Born in Odessa, at birth he was named Dmitry Aleksandrovich Lekhtman (Salita is the mother’s surname). He moved to the United States with his family in 1991. He began his boxing career at the age of 13
After moving to Brooklyn, Salita became familiar with Orthodox Judaism and became a commandment-keeping Jew. He strictly follows Jewish law – if he has a fight scheduled for Saturday, it must start after sunset, the end of the Sabbath. He says, “Anyone who wants a good whuppin ‘from me is just going to have to wait until sundown.” He does not fight on holy days for Judaism (70 a year) and eats kosher food. He trains within walking distance of the synagogue for Friday and Saturday services and does not drive on Shabbat.
When Dmitry Salita just started boxing professionally, his religious beliefs almost interrupted his sports career. At the age of 17, he had a good chance of winning the Golden Gloves, a prize awarded annually by US amateur boxers, but was unable to participate in the fight scheduled for Shabbat.

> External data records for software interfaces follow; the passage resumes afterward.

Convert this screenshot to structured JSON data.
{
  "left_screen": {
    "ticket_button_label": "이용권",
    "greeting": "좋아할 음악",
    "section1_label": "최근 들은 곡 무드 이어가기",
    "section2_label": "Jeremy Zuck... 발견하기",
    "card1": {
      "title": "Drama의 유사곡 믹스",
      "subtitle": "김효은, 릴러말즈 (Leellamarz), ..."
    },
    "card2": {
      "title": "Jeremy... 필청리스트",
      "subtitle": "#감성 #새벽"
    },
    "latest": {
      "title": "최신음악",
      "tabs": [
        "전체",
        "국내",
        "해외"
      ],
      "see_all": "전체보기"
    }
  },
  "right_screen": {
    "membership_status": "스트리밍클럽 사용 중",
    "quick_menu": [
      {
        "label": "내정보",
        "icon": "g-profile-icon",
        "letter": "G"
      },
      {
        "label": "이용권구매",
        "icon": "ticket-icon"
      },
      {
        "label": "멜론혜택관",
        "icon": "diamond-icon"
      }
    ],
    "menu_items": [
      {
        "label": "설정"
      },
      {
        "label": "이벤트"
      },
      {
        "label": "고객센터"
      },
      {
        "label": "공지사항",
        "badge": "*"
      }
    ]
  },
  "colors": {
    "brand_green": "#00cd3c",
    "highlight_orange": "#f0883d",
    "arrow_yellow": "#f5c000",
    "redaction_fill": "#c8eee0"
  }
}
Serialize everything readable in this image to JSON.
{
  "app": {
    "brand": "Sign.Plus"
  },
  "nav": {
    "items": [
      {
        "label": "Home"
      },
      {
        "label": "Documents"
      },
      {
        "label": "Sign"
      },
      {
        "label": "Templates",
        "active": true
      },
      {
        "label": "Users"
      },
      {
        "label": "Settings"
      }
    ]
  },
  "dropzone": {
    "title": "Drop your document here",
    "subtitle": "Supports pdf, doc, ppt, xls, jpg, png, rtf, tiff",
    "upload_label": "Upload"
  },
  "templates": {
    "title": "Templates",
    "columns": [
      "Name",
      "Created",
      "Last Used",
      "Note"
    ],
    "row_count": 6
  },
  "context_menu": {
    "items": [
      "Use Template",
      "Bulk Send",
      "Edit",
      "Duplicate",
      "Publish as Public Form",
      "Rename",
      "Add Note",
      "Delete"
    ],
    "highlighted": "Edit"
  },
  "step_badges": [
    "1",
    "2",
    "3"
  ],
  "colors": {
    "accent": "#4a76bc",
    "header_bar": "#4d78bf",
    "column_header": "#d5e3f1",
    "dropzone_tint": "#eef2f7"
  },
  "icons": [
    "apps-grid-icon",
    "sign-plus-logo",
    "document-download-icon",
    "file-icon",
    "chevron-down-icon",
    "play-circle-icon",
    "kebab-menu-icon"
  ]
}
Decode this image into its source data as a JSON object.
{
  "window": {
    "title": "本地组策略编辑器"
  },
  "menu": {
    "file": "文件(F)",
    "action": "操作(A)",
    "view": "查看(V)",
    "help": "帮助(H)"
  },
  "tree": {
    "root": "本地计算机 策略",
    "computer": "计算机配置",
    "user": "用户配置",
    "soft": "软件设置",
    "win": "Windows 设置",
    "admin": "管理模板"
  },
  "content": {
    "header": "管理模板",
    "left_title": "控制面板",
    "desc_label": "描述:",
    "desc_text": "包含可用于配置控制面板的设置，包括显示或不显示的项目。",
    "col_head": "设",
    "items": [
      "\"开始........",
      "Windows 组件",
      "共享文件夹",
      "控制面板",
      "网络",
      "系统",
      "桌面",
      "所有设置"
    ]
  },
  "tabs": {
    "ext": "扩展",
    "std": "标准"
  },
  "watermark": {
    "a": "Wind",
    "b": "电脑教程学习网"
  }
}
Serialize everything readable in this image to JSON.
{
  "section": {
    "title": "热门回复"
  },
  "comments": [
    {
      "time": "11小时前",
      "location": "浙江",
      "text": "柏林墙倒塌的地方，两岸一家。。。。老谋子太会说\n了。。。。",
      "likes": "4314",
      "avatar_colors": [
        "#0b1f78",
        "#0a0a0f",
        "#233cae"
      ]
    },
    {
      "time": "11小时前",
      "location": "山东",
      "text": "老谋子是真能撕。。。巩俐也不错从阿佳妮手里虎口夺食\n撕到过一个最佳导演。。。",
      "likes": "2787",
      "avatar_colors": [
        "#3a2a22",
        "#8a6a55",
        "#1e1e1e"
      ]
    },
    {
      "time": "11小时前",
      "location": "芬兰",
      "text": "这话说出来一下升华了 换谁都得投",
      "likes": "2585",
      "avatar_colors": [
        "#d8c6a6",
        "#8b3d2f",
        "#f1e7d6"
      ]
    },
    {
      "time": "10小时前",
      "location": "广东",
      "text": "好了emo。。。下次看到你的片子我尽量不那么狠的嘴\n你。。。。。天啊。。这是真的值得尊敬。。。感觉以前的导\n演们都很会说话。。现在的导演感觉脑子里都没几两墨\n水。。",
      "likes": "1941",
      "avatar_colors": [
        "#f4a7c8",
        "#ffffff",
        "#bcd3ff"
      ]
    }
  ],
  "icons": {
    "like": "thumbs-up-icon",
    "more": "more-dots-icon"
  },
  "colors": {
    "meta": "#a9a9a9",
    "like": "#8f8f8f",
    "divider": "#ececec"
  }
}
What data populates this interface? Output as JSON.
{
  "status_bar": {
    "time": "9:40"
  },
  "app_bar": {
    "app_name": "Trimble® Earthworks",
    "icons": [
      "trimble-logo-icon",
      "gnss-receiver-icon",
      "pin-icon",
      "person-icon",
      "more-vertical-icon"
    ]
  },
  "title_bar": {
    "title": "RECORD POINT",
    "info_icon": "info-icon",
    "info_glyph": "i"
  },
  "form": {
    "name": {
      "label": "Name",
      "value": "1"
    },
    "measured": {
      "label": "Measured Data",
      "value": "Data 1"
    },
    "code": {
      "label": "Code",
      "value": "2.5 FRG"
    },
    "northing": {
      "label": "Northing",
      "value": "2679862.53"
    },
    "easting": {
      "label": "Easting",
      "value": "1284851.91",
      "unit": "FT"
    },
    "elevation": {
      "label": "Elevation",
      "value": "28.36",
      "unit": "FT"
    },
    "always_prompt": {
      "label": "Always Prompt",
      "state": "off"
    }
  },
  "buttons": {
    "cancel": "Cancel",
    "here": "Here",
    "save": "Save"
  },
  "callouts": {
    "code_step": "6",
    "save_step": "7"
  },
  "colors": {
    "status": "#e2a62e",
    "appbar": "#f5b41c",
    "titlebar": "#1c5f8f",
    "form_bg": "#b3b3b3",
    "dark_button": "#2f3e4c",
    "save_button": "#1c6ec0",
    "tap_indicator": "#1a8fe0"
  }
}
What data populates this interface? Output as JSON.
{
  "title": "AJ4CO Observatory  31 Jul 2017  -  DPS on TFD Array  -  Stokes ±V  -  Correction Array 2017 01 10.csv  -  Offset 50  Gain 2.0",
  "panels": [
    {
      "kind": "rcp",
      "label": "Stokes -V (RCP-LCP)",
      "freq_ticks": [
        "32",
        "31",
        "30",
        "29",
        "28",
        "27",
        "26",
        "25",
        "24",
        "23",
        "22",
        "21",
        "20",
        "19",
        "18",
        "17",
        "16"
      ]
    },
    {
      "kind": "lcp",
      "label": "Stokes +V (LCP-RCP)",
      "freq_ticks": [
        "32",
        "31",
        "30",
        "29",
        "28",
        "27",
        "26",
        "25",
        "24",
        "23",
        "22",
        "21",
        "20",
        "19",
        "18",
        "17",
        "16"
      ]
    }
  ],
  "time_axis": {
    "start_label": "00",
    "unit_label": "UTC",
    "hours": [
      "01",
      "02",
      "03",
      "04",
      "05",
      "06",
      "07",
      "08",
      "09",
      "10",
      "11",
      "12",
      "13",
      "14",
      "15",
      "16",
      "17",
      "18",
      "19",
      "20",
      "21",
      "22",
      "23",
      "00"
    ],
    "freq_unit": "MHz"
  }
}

In 2001, at the age of 19, Dmitry Salita won the Golden Gloves competition and was named the best boxer of the competition.
Dmitry’s brother is Mikhail Salita, a famous American writer, author of works in Russian and English. One of his books, “Golden Gloves”, written jointly with the Russian writer Gleb Petrov, which was published by the Liberty Publishing House in New York in 2013, is entirely devoted to Dmitry.
In 2014 Dmitry, together with Mikhail Salita and Bill Kaplan, an inductee of the International Boxing Hall of Fame (IBHOF), wrote the book “The ABC of Boxing” – “B Is for Boxing”, which was published by Best Seller Publishing House in New York in 2015.
Since April 2011, Dmitry Salita has become a boxing promoter, and is the president of Salita Promotions based in Brooklyn, New York.